>>>

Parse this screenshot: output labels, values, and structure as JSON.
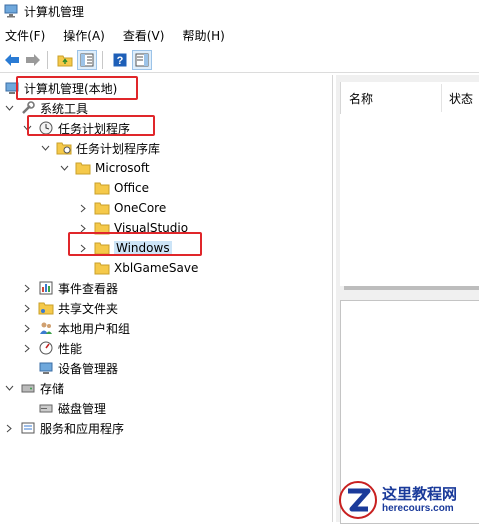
{
  "window": {
    "title": "计算机管理"
  },
  "menubar": {
    "items": [
      "文件(F)",
      "操作(A)",
      "查看(V)",
      "帮助(H)"
    ]
  },
  "tree": {
    "root": "计算机管理(本地)",
    "system_tools": "系统工具",
    "task_scheduler": "任务计划程序",
    "task_library": "任务计划程序库",
    "microsoft": "Microsoft",
    "office": "Office",
    "onecore": "OneCore",
    "visualstudio": "VisualStudio",
    "windows": "Windows",
    "xblgamesave": "XblGameSave",
    "event_viewer": "事件查看器",
    "shared_folders": "共享文件夹",
    "local_users": "本地用户和组",
    "performance": "性能",
    "device_manager": "设备管理器",
    "storage": "存储",
    "disk_management": "磁盘管理",
    "services_apps": "服务和应用程序"
  },
  "list": {
    "columns": [
      "名称",
      "状态"
    ]
  },
  "watermark": {
    "cn": "这里教程网",
    "en": "herecours.com"
  },
  "colors": {
    "highlight": "#e0262a",
    "selection": "#cce4f7",
    "folder": "#f5c94a"
  }
}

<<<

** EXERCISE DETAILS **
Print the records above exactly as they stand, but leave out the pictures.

** SOLUTION BELOW **
Parse this screenshot: output labels, values, and structure as JSON.
{
  "window": {
    "title": "计算机管理"
  },
  "menubar": {
    "items": [
      "文件(F)",
      "操作(A)",
      "查看(V)",
      "帮助(H)"
    ]
  },
  "tree": {
    "root": "计算机管理(本地)",
    "system_tools": "系统工具",
    "task_scheduler": "任务计划程序",
    "task_library": "任务计划程序库",
    "microsoft": "Microsoft",
    "office": "Office",
    "onecore": "OneCore",
    "visualstudio": "VisualStudio",
    "windows": "Windows",
    "xblgamesave": "XblGameSave",
    "event_viewer": "事件查看器",
    "shared_folders": "共享文件夹",
    "local_users": "本地用户和组",
    "performance": "性能",
    "device_manager": "设备管理器",
    "storage": "存储",
    "disk_management": "磁盘管理",
    "services_apps": "服务和应用程序"
  },
  "list": {
    "columns": [
      "名称",
      "状态"
    ]
  },
  "watermark": {
    "cn": "这里教程网",
    "en": "herecours.com"
  },
  "colors": {
    "highlight": "#e0262a",
    "selection": "#cce4f7",
    "folder": "#f5c94a"
  }
}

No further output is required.